[Data records for software interfaces]
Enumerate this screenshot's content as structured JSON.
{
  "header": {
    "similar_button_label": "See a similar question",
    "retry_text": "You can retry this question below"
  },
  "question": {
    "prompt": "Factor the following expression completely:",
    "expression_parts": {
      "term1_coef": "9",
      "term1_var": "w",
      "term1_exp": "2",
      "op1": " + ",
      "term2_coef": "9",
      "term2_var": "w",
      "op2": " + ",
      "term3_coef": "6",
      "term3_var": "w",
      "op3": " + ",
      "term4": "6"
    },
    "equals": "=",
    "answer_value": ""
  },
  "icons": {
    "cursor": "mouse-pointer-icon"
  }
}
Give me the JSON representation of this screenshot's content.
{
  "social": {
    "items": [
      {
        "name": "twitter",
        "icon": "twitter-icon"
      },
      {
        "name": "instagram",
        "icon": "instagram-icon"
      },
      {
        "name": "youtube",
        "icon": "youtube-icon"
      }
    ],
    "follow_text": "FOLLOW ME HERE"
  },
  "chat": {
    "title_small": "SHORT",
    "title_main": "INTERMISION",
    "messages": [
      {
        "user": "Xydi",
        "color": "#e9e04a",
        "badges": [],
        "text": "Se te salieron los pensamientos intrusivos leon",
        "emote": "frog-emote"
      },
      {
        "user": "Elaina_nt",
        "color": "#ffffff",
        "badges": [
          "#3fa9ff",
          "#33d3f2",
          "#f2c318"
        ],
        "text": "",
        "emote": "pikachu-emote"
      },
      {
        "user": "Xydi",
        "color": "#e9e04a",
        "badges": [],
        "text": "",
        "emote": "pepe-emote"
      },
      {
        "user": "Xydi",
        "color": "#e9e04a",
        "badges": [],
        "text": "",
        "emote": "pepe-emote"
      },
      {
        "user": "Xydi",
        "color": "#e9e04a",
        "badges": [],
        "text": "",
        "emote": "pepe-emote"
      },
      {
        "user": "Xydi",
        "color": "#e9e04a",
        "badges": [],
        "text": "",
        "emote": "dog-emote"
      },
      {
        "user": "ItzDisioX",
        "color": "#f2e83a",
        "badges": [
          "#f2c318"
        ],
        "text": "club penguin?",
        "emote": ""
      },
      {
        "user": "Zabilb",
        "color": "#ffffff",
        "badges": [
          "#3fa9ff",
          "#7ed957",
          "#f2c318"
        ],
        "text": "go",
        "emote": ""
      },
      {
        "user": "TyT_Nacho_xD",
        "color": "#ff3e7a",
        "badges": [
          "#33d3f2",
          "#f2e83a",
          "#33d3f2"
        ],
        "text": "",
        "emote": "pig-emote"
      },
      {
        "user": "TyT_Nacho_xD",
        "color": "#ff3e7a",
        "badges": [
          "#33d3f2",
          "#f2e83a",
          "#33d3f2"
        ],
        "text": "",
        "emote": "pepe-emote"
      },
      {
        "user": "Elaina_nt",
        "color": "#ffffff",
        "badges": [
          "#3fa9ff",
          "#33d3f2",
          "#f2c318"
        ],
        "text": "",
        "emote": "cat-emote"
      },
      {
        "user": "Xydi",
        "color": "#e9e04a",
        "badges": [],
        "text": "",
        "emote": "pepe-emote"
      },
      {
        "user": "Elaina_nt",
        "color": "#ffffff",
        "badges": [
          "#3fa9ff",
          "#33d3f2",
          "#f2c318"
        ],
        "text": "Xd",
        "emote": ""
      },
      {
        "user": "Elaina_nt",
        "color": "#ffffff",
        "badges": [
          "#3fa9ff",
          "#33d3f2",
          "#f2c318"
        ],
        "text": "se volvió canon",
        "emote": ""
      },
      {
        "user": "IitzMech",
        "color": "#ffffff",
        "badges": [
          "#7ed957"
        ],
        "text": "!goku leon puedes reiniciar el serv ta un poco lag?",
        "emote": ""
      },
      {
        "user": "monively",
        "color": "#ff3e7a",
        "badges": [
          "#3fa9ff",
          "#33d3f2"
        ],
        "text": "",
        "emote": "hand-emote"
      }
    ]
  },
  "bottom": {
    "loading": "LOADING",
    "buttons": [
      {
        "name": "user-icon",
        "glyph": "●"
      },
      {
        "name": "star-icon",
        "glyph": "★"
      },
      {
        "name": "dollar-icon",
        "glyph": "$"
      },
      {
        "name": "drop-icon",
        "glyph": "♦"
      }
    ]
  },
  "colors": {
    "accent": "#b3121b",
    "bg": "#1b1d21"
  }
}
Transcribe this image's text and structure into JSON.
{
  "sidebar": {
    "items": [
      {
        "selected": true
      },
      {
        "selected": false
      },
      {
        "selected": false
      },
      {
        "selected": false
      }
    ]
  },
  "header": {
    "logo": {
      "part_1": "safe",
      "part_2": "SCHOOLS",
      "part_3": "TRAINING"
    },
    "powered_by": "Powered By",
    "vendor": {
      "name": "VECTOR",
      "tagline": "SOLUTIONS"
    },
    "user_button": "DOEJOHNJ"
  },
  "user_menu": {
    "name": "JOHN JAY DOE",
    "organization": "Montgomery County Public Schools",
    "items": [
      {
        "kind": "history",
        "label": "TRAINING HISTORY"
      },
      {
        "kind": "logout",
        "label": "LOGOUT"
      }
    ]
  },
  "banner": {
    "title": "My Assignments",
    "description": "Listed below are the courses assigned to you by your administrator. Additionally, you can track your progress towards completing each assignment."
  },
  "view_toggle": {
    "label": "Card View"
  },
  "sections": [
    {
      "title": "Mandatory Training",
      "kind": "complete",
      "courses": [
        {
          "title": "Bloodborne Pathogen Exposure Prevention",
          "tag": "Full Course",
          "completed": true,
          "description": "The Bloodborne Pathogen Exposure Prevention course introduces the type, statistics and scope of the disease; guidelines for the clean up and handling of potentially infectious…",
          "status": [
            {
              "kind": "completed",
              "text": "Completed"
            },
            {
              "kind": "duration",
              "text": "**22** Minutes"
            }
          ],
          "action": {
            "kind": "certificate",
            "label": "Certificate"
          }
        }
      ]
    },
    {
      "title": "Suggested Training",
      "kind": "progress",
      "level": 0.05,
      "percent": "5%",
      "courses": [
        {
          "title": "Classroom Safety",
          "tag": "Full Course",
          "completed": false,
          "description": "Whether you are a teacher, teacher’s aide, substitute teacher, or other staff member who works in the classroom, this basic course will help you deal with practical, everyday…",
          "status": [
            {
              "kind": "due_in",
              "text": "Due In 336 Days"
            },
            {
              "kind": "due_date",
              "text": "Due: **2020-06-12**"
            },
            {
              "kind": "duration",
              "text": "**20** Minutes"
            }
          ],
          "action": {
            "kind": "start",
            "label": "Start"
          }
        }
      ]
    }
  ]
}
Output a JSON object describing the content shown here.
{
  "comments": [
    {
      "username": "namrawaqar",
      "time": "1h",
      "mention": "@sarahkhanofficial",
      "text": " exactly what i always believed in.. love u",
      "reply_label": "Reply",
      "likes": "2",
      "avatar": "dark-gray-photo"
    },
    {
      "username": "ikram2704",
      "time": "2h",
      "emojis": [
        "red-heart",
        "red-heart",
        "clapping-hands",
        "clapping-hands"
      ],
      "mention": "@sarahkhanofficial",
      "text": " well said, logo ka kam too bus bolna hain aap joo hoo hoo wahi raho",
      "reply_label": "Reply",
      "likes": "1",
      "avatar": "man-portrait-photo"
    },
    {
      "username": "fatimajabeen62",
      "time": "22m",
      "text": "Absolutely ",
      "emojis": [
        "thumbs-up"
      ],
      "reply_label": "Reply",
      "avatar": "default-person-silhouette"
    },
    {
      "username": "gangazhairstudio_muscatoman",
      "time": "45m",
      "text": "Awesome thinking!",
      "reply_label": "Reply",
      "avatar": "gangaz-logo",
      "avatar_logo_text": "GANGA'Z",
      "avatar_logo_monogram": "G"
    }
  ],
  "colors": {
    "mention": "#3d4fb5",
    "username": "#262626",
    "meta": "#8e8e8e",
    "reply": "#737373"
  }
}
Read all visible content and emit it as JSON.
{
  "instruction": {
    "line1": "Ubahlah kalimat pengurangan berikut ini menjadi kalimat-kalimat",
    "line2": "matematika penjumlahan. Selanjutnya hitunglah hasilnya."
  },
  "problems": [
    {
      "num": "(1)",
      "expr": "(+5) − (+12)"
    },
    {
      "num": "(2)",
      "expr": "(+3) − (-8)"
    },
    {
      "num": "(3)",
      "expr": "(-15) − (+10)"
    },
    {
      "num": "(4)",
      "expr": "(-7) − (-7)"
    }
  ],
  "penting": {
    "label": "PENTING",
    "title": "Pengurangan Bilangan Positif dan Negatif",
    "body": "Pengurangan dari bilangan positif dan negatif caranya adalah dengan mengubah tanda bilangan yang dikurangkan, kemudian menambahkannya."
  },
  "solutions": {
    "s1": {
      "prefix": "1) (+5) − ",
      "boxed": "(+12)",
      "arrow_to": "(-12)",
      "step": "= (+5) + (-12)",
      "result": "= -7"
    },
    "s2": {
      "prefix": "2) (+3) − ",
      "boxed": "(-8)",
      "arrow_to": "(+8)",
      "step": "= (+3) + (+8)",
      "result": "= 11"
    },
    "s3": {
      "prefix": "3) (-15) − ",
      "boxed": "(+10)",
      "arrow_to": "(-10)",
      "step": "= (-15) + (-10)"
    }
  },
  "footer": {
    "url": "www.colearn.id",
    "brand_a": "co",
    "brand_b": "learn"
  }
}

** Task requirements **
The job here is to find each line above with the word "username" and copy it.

** Output of the task **
      "username": "namrawaqar",
      "username": "ikram2704",
      "username": "fatimajabeen62",
      "username": "gangazhairstudio_muscatoman",
    "username": "#262626",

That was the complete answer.